My intention is fairly straightforward. I’ve learned some good skills and lessons while living in Whistler, one of the world’s foremost mountain biking destinations. Building sustainable trails is one of those lessons and my goal is to empower the local Tepeth people to take charge and develop a world class trail network that will draw attention around the world.

mountain biking, uganda, steve andrews

Hard to go wrong with terrain like this.

But getting to Africa isn’t cheap. That’s why I’m reaching out to you, the readers who I’ve been lucky enough to write for over the last few years here at The Inertia, to help out where you can. There is a lot to do in a little amount of time and funding a trip like this isn’t easy, especially on a volunteer mission when I won’t be making any money while there. So I’m humbly asking for some support in the hopes that the mountain biking—and on a broader scope mountain loving—western world could throw in a few dollars if they can.


I started a Gofundme page and am humbly asking for any support. Even a few dollars helps, and it goes a long way there. Any money raised beyond the goal will go directly to employing the locals to build trails for as long as they can. If money is an issue, we also need bike parts, tools, and anything else that will help these people be self-sufficient hosts in the world of mountain biking

Thanks in advance. You know I’ll be sharing the stories from over there.
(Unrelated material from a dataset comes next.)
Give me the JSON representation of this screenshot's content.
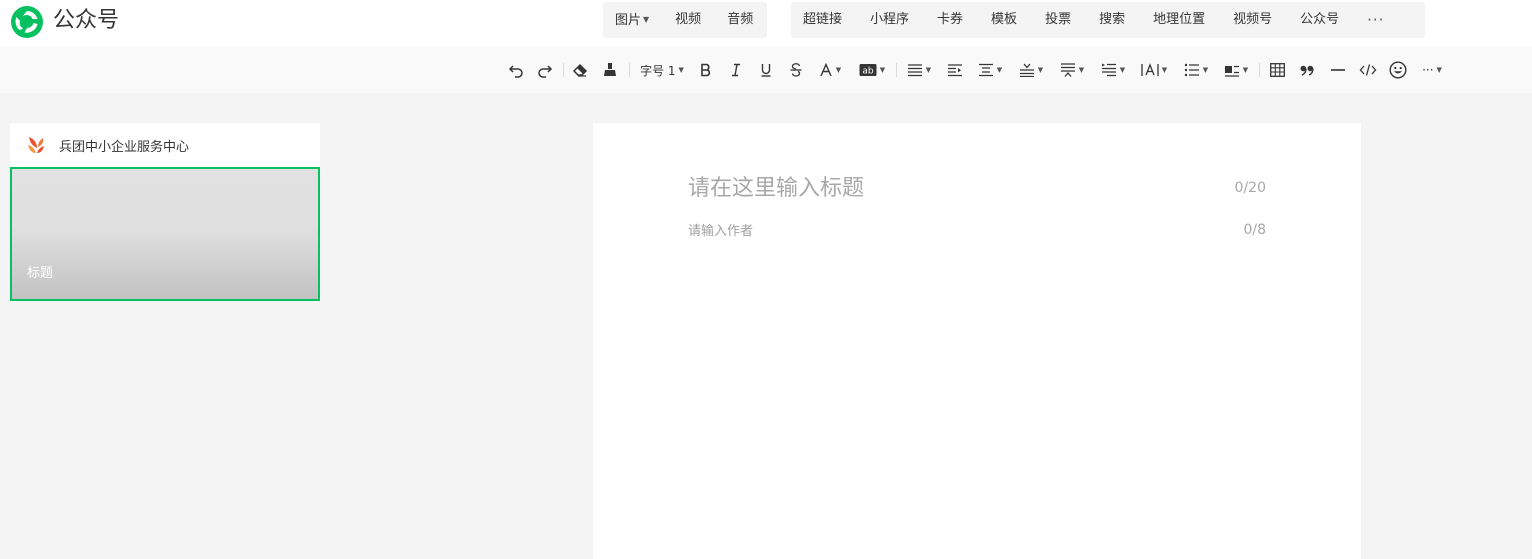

Let’s do this together!

Editor’s Note: Steve Andrews will be providing updates to The Inertia on his project.



Only the best. We promise.


Join our community of contributors.